|Cooperative Classification||B60T2270/406, B60T8/885|
|Apr 1, 1983||AS||Assignment|
Owner name: GOODYEAR AEROSPACE CORPORATION AKRON, OH 44315 A
Free format text: ASSIGNMENT OF ASSIGNORS INTEREST.;ASSIGNOR:RASMUSSEN, JOHN P.;REEL/FRAME:004110/0753
Effective date: 19810108
|Sep 30, 1986||FPAY||Fee payment|
Year of fee payment: 4
|Feb 22, 1988||AS||Assignment|
Owner name: LORAL CORPORATION, 600 THIRD AVENUE, NEW YORK, NEW

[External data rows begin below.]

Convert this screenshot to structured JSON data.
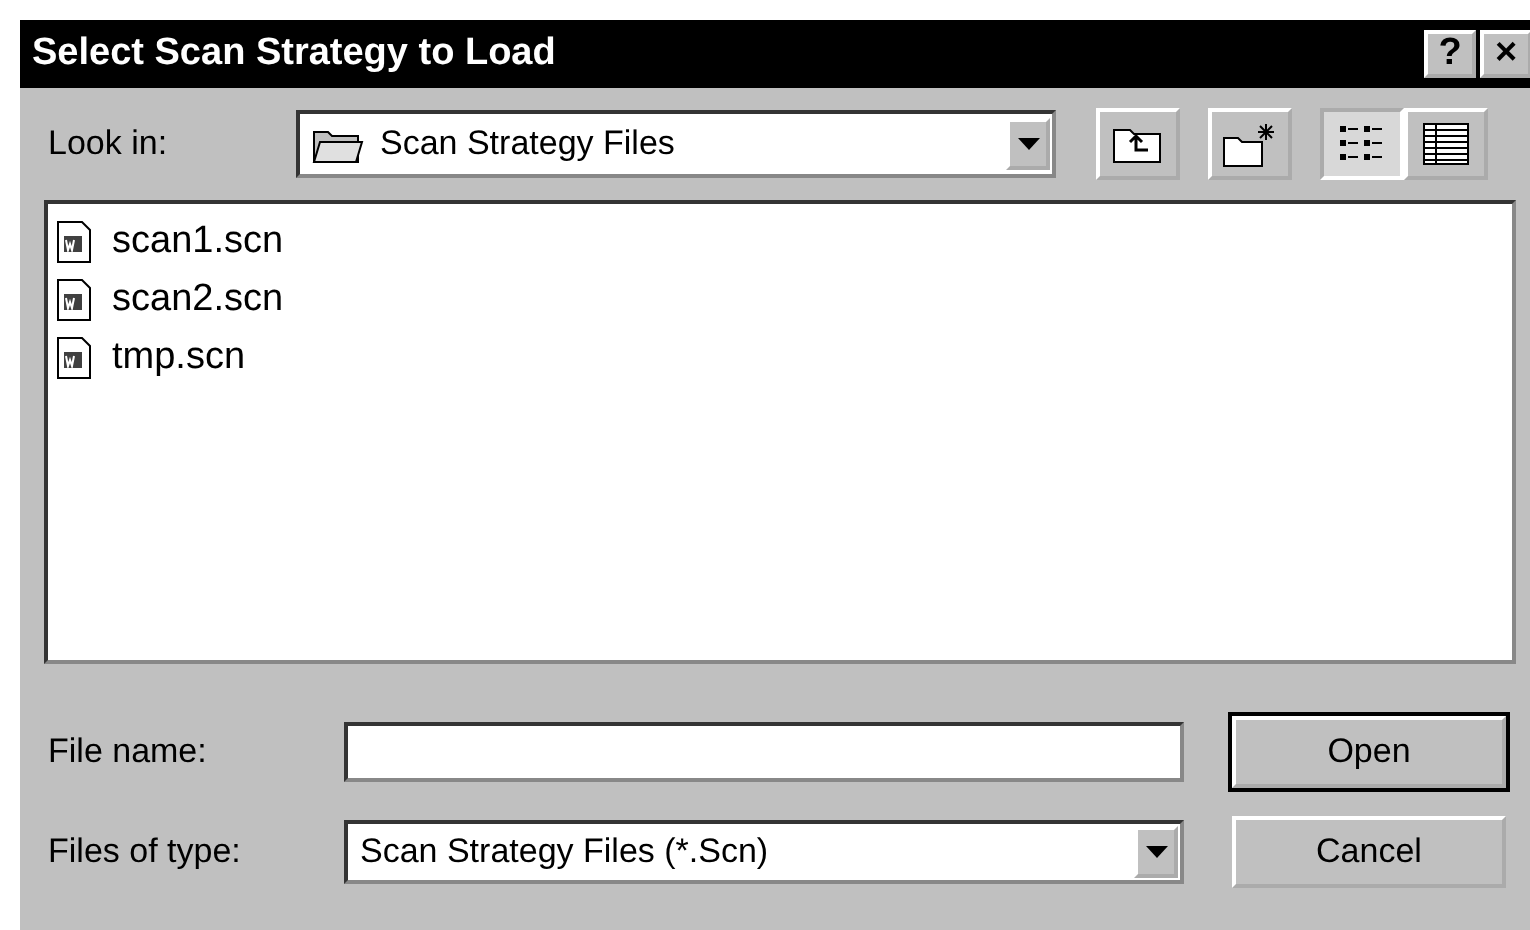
{
  "window": {
    "title": "Select Scan Strategy to Load",
    "title_buttons": [
      "?",
      "×"
    ]
  },
  "look_in": {
    "label": "Look in:",
    "value": "Scan Strategy Files"
  },
  "view_buttons": [
    {
      "kind": "list",
      "selected": true
    },
    {
      "kind": "details",
      "selected": false
    }
  ],
  "files": [
    {
      "name": "scan1.scn",
      "selected": false
    },
    {
      "name": "scan2.scn",
      "selected": false
    },
    {
      "name": "tmp.scn",
      "selected": false
    }
  ],
  "file_name": {
    "label": "File name:"
  },
  "file_type": {
    "label": "Files of type:",
    "value": "Scan Strategy Files (*.Scn)"
  },
  "buttons": [
    {
      "label": "Open",
      "default": true
    },
    {
      "label": "Cancel",
      "default": false
    }
  ]
}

Free format text: ASSIGNMENT OF ASSIGNORS INTEREST.;ASSIGNOR:GOODYEAR AEROSPACE CORPORATION;REEL/FRAME:004869/0160
Effective date: 19871218
Owner name: LORAL CORPORATION,NEW YORK
Free format text: ASSIGNMENT OF ASSIGNORS INTEREST;ASSIGNOR:GOODYEAR AEROSPACE CORPORATION;REEL/FRAME:004869/0160
Effective date: 19871218
|Aug 8, 1990||FPAY||Fee payment|
Year of fee payment: 8
|Jan 24, 1995||REMI||Maintenance fee reminder mailed|
|Jun 18, 1995||LAPS||Lapse for failure to pay maintenance fees|
|Aug 29, 1995||FP||Expired due to failure to pay maintenance fee|
Effective date: 19950621